** SOURCE DATA follows **
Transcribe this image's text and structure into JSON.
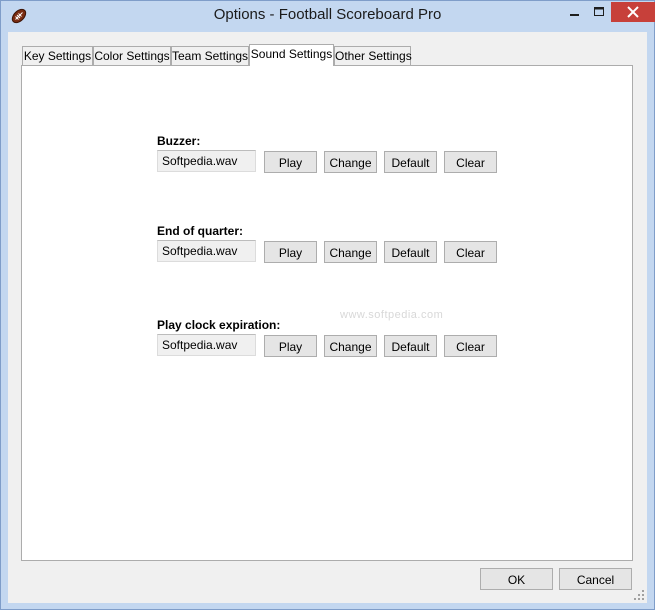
{
  "window": {
    "title": "Options - Football Scoreboard Pro",
    "close_color": "#c7403a",
    "app_icon": "football-icon"
  },
  "tabs": [
    {
      "label": "Key Settings",
      "active": false
    },
    {
      "label": "Color Settings",
      "active": false
    },
    {
      "label": "Team Settings",
      "active": false
    },
    {
      "label": "Sound Settings",
      "active": true
    },
    {
      "label": "Other Settings",
      "active": false
    }
  ],
  "sounds": [
    {
      "label": "Buzzer:",
      "file": "Softpedia.wav"
    },
    {
      "label": "End of quarter:",
      "file": "Softpedia.wav"
    },
    {
      "label": "Play clock expiration:",
      "file": "Softpedia.wav"
    }
  ],
  "buttons": {
    "play": "Play",
    "change": "Change",
    "default": "Default",
    "clear": "Clear"
  },
  "watermark": "www.softpedia.com",
  "footer": {
    "ok": "OK",
    "cancel": "Cancel"
  }
}
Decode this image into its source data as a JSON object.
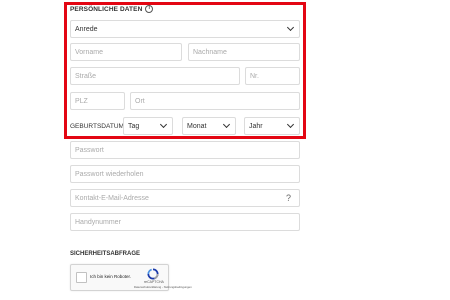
{
  "section": {
    "title": "PERSÖNLICHE DATEN",
    "info_icon": "i"
  },
  "fields": {
    "salutation": "Anrede",
    "firstname": "Vorname",
    "lastname": "Nachname",
    "street": "Straße",
    "number": "Nr.",
    "zip": "PLZ",
    "city": "Ort",
    "birthdate_label": "GEBURTSDATUM",
    "day": "Tag",
    "month": "Monat",
    "year": "Jahr",
    "password": "Passwort",
    "password_repeat": "Passwort wiederholen",
    "email": "Kontakt-E-Mail-Adresse",
    "email_help": "?",
    "mobile": "Handynummer"
  },
  "captcha": {
    "title": "SICHERHEITSABFRAGE",
    "label": "Ich bin kein Roboter.",
    "brand": "reCAPTCHA",
    "links": "Datenschutzerklärung - Nutzungsbedingungen"
  },
  "colors": {
    "highlight": "#e30613",
    "border": "#dcdcdc",
    "placeholder": "#aaaaaa"
  }
}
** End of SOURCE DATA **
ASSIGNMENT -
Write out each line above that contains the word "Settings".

FINAL ANSWER -
      "label": "Key Settings",
      "label": "Color Settings",
      "label": "Team Settings",
      "label": "Sound Settings",
      "label": "Other Settings",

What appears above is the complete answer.